» EXERCISE AIM
Would you please copy every line below that includes the string "title"?

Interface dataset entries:
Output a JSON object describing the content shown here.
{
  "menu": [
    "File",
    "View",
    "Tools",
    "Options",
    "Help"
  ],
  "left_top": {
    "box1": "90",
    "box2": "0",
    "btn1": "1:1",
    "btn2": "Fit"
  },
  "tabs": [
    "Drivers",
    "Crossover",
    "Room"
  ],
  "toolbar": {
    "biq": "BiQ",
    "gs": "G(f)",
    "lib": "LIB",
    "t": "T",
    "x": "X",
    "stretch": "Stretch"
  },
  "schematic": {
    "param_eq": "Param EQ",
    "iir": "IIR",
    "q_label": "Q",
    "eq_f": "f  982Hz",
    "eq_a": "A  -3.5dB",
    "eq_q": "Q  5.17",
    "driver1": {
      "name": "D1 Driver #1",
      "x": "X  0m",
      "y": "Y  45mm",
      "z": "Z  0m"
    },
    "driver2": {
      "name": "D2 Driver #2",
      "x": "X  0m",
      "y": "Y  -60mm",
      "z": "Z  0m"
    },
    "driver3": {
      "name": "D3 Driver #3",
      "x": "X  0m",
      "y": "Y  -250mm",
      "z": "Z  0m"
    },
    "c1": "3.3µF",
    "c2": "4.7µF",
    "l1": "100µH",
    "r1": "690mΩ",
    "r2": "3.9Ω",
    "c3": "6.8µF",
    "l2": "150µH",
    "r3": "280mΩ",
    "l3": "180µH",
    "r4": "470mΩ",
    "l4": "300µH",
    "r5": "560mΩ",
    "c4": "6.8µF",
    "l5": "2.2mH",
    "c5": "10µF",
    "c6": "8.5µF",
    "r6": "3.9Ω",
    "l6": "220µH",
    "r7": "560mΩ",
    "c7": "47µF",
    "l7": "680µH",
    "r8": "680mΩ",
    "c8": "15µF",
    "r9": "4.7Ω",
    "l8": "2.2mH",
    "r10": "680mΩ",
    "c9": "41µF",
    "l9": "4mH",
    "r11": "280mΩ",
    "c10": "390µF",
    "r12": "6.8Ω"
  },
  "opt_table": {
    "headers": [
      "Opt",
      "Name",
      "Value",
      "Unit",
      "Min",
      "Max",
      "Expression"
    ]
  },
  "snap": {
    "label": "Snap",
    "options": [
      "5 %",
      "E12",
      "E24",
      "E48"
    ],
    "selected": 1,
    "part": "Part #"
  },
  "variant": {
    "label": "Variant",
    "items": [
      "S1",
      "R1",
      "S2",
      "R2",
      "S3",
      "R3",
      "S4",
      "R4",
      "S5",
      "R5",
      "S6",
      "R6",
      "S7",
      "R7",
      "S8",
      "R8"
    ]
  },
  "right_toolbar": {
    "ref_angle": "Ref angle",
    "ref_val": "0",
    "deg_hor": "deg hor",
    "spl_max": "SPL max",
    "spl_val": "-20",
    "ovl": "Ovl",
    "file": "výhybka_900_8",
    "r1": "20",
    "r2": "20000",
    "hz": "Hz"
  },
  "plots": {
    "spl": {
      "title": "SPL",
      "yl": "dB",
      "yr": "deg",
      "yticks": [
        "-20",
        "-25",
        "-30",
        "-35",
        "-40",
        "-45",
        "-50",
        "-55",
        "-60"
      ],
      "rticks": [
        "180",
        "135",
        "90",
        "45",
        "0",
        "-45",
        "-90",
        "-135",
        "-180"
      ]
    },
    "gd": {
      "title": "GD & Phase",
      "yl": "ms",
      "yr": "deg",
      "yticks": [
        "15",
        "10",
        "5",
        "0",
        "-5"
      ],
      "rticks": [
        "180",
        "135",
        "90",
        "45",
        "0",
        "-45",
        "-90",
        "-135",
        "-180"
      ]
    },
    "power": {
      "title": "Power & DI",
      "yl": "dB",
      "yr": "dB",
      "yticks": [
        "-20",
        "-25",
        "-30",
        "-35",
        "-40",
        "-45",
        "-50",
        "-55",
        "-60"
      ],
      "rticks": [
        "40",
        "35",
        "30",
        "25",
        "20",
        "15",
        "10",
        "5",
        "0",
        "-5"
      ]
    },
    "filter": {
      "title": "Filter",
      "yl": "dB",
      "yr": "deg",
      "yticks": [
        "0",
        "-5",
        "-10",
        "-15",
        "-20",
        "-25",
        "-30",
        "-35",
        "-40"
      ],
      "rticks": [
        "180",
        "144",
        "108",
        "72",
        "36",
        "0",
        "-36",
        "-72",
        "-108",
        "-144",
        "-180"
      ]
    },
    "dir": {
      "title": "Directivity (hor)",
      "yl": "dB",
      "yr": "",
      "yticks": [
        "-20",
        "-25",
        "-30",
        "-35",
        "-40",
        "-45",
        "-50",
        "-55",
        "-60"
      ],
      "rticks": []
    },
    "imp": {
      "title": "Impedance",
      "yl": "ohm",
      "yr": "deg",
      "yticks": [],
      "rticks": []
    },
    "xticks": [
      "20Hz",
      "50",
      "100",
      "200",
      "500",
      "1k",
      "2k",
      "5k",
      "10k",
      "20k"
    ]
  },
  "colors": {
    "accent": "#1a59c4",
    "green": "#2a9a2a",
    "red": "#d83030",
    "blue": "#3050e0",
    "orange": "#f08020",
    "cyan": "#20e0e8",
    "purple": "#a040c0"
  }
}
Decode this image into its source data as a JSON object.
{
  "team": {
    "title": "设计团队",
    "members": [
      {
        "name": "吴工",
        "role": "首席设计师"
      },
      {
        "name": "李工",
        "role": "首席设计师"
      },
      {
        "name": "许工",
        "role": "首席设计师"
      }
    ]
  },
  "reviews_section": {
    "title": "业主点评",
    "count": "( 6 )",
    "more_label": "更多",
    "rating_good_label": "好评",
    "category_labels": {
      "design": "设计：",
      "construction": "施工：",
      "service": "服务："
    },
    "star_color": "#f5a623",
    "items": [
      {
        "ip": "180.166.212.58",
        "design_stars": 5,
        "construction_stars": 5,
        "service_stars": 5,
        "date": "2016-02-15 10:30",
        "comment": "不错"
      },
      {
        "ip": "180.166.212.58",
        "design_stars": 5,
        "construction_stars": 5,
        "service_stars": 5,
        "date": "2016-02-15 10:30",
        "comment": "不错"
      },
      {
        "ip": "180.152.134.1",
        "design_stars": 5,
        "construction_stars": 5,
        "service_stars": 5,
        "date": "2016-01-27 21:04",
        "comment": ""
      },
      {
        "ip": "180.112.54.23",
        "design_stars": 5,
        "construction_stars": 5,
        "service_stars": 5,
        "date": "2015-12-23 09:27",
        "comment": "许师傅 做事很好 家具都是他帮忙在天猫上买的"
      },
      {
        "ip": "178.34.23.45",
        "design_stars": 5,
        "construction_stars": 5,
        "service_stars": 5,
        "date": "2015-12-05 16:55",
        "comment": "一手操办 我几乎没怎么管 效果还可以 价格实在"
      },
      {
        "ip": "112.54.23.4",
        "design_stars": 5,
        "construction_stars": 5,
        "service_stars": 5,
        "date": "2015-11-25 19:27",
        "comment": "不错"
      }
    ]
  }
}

» RESPONSE TO THE TASK
      "title": "SPL",
      "title": "GD & Phase",
      "title": "Power & DI",
      "title": "Filter",
      "title": "Directivity (hor)",
      "title": "Impedance",
    "title": "设计团队",
    "title": "业主点评",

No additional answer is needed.